However, not everyone is aware of their statutory rights as a hirer under a hire-purchase agreement. To help you understand your legal rights as a consumer, we’ve compiled a comprehensive guide to the statutory rights of hirer under hire purchase agreement.
Under the Consumer Credit Act 1974, all hire-purchase agreements are required to include a specific set of statutory rights, which are designed to protect the rights of the consumer. These include:
1. Right to terminate the agreement
As a hirer, you have the right to terminate your hire-purchase agreement at any time before the final payment is due, without having to pay any additional fees or charges. This right is in place to protect consumers in case they are unable to continue making payments on their purchases.
2. Right to early settlement
If you want to pay off your hire-purchase agreement early, you have the right to do so. The lender is required to provide you with a statement showing the original amount of credit, the amount paid, and the current amount outstanding. If you decide to settle early, you may be entitled to a rebate of interest.
3. Right to return the goods
If you have paid off at least one-third of the total amount payable under your hire-purchase agreement, you have the right to return the goods without any further liability. However, you may be liable for any damage to the goods or any missing parts.
4. Right to repair or replacement
If the goods you have purchased under a hire-purchase agreement are faulty, you have the right to have them repaired or replaced. The lender is responsible for covering the cost of repairs or replacements, up to a certain point.
5. Right to receive a copy of the agreement
Under the Consumer Credit Act 1974, all hirers are entitled to receive a copy of the hire-purchase agreement. This document should outline all of the terms and conditions of the agreement, including the total amount payable, interest rates, and any additional charges.

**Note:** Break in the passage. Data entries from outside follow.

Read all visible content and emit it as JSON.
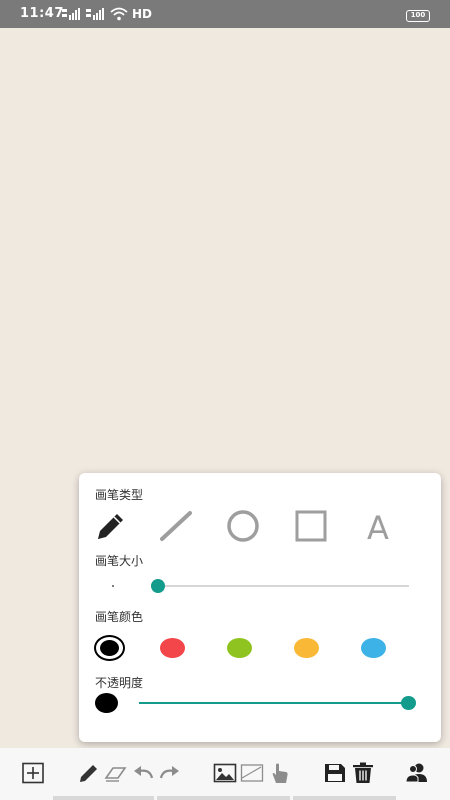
{
  "status_bar": {
    "time": "11:47",
    "network": "HD",
    "battery": "100"
  },
  "pen_panel": {
    "type_label": "画笔类型",
    "size_label": "画笔大小",
    "color_label": "画笔颜色",
    "opacity_label": "不透明度",
    "tools": [
      {
        "name": "pencil",
        "icon": "pencil-icon",
        "selected": true
      },
      {
        "name": "line",
        "icon": "line-icon",
        "selected": false
      },
      {
        "name": "circle",
        "icon": "circle-icon",
        "selected": false
      },
      {
        "name": "rectangle",
        "icon": "rectangle-icon",
        "selected": false
      },
      {
        "name": "text",
        "icon": "text-icon",
        "glyph": "A",
        "selected": false
      }
    ],
    "size_value": 0.03,
    "colors": [
      {
        "name": "black",
        "hex": "#000000",
        "selected": true
      },
      {
        "name": "red",
        "hex": "#f2464a",
        "selected": false
      },
      {
        "name": "green",
        "hex": "#8fc31f",
        "selected": false
      },
      {
        "name": "orange",
        "hex": "#f9b936",
        "selected": false
      },
      {
        "name": "blue",
        "hex": "#3db2e6",
        "selected": false
      }
    ],
    "opacity_value": 1.0,
    "accent_color": "#139b8c"
  },
  "toolbar": {
    "buttons": [
      "add-page-icon",
      "pencil-icon",
      "eraser-icon",
      "undo-icon",
      "redo-icon",
      "image-icon",
      "background-icon",
      "hand-icon",
      "save-icon",
      "delete-icon",
      "users-icon"
    ]
  },
  "canvas": {
    "background": "#f0e9e0"
  }
}
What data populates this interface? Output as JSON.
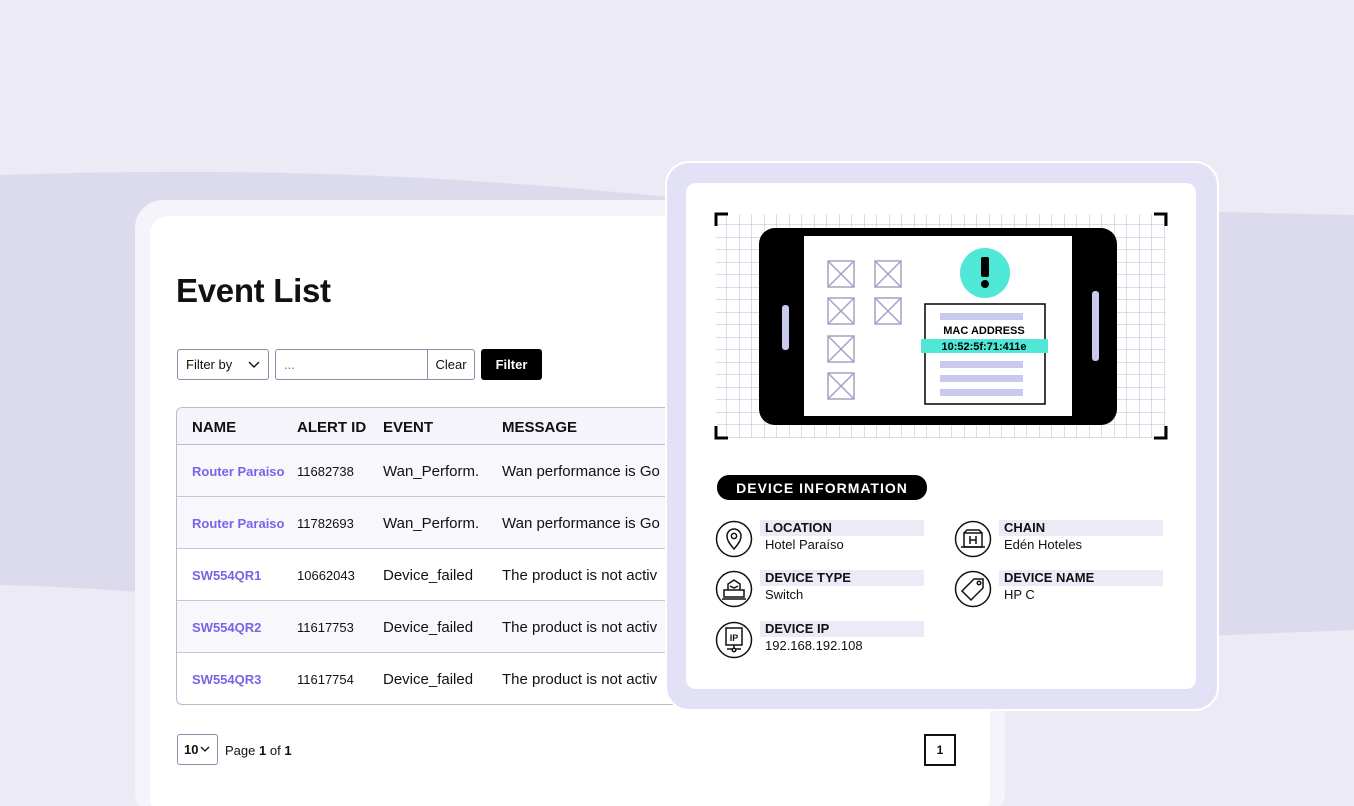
{
  "event_list": {
    "title": "Event List",
    "filter": {
      "select_label": "Filter by",
      "input_placeholder": "...",
      "clear_label": "Clear",
      "filter_label": "Filter"
    },
    "columns": [
      "NAME",
      "ALERT ID",
      "EVENT",
      "MESSAGE"
    ],
    "rows": [
      {
        "name": "Router Paraiso",
        "alert_id": "11682738",
        "event": "Wan_Perform.",
        "message": "Wan performance is Go"
      },
      {
        "name": "Router Paraiso",
        "alert_id": "11782693",
        "event": "Wan_Perform.",
        "message": "Wan performance is Go"
      },
      {
        "name": "SW554QR1",
        "alert_id": "10662043",
        "event": "Device_failed",
        "message": "The product is not activ"
      },
      {
        "name": "SW554QR2",
        "alert_id": "11617753",
        "event": "Device_failed",
        "message": "The product is not activ"
      },
      {
        "name": "SW554QR3",
        "alert_id": "11617754",
        "event": "Device_failed",
        "message": "The product is not activ"
      }
    ],
    "pagination": {
      "page_size": "10",
      "page_word": "Page",
      "current": "1",
      "of_word": "of",
      "total": "1",
      "page_button": "1"
    }
  },
  "device_panel": {
    "illustration": {
      "mac_label": "MAC ADDRESS",
      "mac_value": "10:52:5f:71:411e",
      "alert_icon": "exclamation-icon"
    },
    "section_title": "DEVICE INFORMATION",
    "items": [
      {
        "icon": "location-pin-icon",
        "label": "LOCATION",
        "value": "Hotel Paraíso"
      },
      {
        "icon": "hotel-building-icon",
        "label": "CHAIN",
        "value": "Edén Hoteles"
      },
      {
        "icon": "switch-device-icon",
        "label": "DEVICE TYPE",
        "value": "Switch"
      },
      {
        "icon": "tag-icon",
        "label": "DEVICE NAME",
        "value": "HP C"
      },
      {
        "icon": "ip-icon",
        "label": "DEVICE  IP",
        "value": "192.168.192.108"
      }
    ]
  },
  "colors": {
    "background": "#ecebf5",
    "accent_purple": "#7b63e6",
    "highlight_cyan": "#4fe7d6",
    "panel_lavender": "#e2e1f5"
  }
}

By understanding your statutory rights under a hire-purchase agreement, you can protect yourself as a consumer and ensure that you are not taken advantage of by lenders. If you have any questions or concerns about your hire-purchase agreement, it is always best to seek advice from a legal professional.